“The amazing thing about these signatures is that their rate of accuracy is as good or better than the invasive tests that are used today, with far fewer drawbacks,” said Dr. Paul Boutros, an OICR principal investigator and a lead author on the paper.
“They can replace invasive, expensive, uncomfortable tests with something much easier and simpler. This type of cheap, non-invasive testing could allow patients to be screened much more frequently, allowing for more accurate monitoring of patients’ non-aggressive cancer over time, sparing patients biopsies, imaging tests and even unnecessary surgeries.”
Current methods to diagnose prostate cancer usually include a combination of digital rectal exams, prostate specific antigen (PSA) tests and biopsy, all of which have drawbacks, including their invasiveness for patients, potential complications and false-positive results (tests finding evidence of cancer when none is there).
Finding new ways to accurately diagnose prostate cancer is considered a priority for many research institutions, including OICR, because the result of these tests’ shortcomings is in many cases over-diagnosis and over-treatment.
There were three sites involved in the discovery and each brought their own unique expertise to the project. The Eastern Virginia Medical School developed clinical resources, while University Health Network researchers were generating large amounts of proteomic data and were developing new techniques to test proteins in blood. All of the data flowed to OICR where it was pieced together using computational biology, and where the proteins were identified.
A set of six protein biomarkers identifies the cancer and a set of seven protein biomarkers characterizes the prognosis.
The study has to date gone through development and initial validation and it is now ready for a large retrospective validation study, which the collaborators are now designing. After validation is successfully completed it would then move into clinical trials.

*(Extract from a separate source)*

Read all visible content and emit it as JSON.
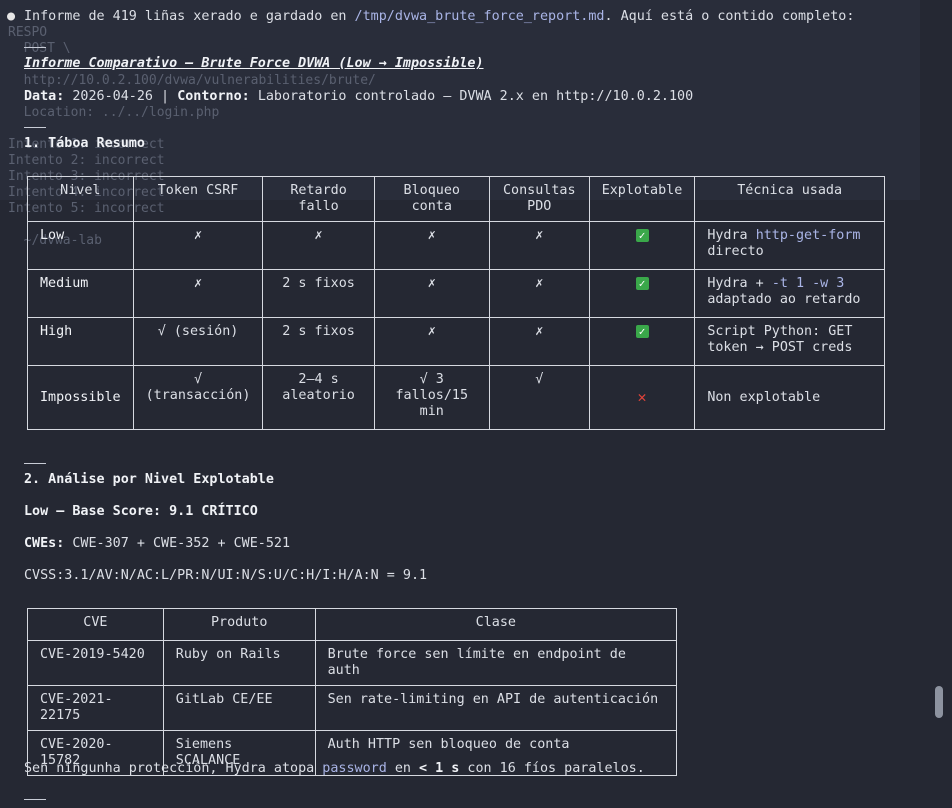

Prostate cancer is the most common cancer among Canadian men. More than 24,000 Canadian men were diagnosed with prostate cancer in 2015, representing almost a quarter of all new male cancer cases. Prostate cancer is the third leading cause of cancer death among men in Canada.